There has been a splash in the press this week about Bipolar Disorder, because of the brave step made by Catherine Zeta-Jones in disclosing she has Bipolar II. Like many interesting news items, I shared the story on Facebook, and this question (above) was one of the reactions from a good friend of mine.
In this post, I’ve decided to concentrate on the advantages of having a brother like Alvin, rather than dwell upon the difficulties. I have seen him on a couple of occasions recently, both at my parents’ home in Suffolk and in London.
It has been two and a half years since Incapacity Benefit was replaced by Employment and Support Allowance. While most of people’s attention during that time has been on people claiming the benefit for the first time, there have been millions of people still claiming the old Incapacity Benefit and wondering what will happen to them and when.

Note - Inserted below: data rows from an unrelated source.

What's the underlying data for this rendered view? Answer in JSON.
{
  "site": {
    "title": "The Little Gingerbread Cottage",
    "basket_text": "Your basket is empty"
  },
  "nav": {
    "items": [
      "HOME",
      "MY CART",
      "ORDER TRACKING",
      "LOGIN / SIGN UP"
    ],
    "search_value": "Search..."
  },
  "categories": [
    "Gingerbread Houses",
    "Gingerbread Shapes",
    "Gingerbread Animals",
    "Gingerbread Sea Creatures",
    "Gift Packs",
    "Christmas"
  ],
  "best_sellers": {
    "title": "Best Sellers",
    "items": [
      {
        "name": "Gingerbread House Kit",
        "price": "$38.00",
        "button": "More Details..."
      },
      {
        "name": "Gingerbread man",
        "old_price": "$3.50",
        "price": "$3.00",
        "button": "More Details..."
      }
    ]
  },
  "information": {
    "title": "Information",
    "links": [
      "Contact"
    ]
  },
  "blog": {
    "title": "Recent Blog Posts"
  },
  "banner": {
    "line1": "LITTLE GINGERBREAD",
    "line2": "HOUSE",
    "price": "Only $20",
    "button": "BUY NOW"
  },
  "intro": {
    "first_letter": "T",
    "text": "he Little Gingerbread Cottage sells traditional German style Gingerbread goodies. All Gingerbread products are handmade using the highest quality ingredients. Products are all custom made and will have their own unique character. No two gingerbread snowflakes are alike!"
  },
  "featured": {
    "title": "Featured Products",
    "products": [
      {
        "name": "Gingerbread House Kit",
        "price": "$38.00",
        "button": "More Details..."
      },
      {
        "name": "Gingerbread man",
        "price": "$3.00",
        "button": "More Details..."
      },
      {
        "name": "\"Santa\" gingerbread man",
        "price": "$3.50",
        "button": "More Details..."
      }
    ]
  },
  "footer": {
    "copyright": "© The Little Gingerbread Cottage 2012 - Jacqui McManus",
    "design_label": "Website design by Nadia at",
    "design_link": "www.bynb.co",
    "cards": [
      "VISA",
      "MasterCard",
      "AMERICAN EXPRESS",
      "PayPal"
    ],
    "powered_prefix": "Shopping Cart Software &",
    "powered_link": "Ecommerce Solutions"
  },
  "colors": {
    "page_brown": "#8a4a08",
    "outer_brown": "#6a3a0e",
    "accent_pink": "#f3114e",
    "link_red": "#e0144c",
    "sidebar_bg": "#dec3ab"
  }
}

Whatever one thinks of ideas about the ‘Big Society', few could argue with the principle of enabling ALL citizens to take an active role in their communities – of communities coming together to address the challenges they face. But can we really say that those of us with mental health conditions are included among the ranks of those citizens who comprise the Big Society?
Over the last few days, government ministers, spokespeople and spin-doctors have all been very keen to impress on us how their plans for welfare reform, published today, put work at the heart of the welfare system.
As I write, I am seated in the departure lounge of Belfast International Airport, waiting for a flight to London. I am both excited and a little nervous, because I have an important task ahead of me.
I have a brother called Alvin, who happens to have a diagnosis of schizophrenia. He was diagnosed many years ago when I was fifteen, and he was seventeen. I am now thirty-one years old, and work as a mental health professional – as a nurse.
Blog post from Jane Harris, Rethink's Deputy Director of Public Affairs.
We heard this week that the government will repeal the duty in the recent Equality Act to consider the impact of new policies on socio-economic equality. It’s hard in some ways to say what impact this will have on any of us. The duty only started few months ago so what it might have achieved is hard to say. It will certainly go down as one of the shortest lived policies in recent memory - it only came into force last month.
The tabloid press may think that people on benefits have it easy, but it has been an anxiety-inducing few months for people who rely on benefits for everyday life. First there was the budget, with changes to Disability Living Allowance (DLA) and Housing Benefit, then the Spending Review, with changes to Employment and Support Allowance and more changes to Housing Benefit and then today the Welfare white paper.
It would be hard to think of many people who were looking forward to the spending review (other than a handful of political geeks and journalists of course). From the media coverage before the event, it looked like unadulterated doom and gloom.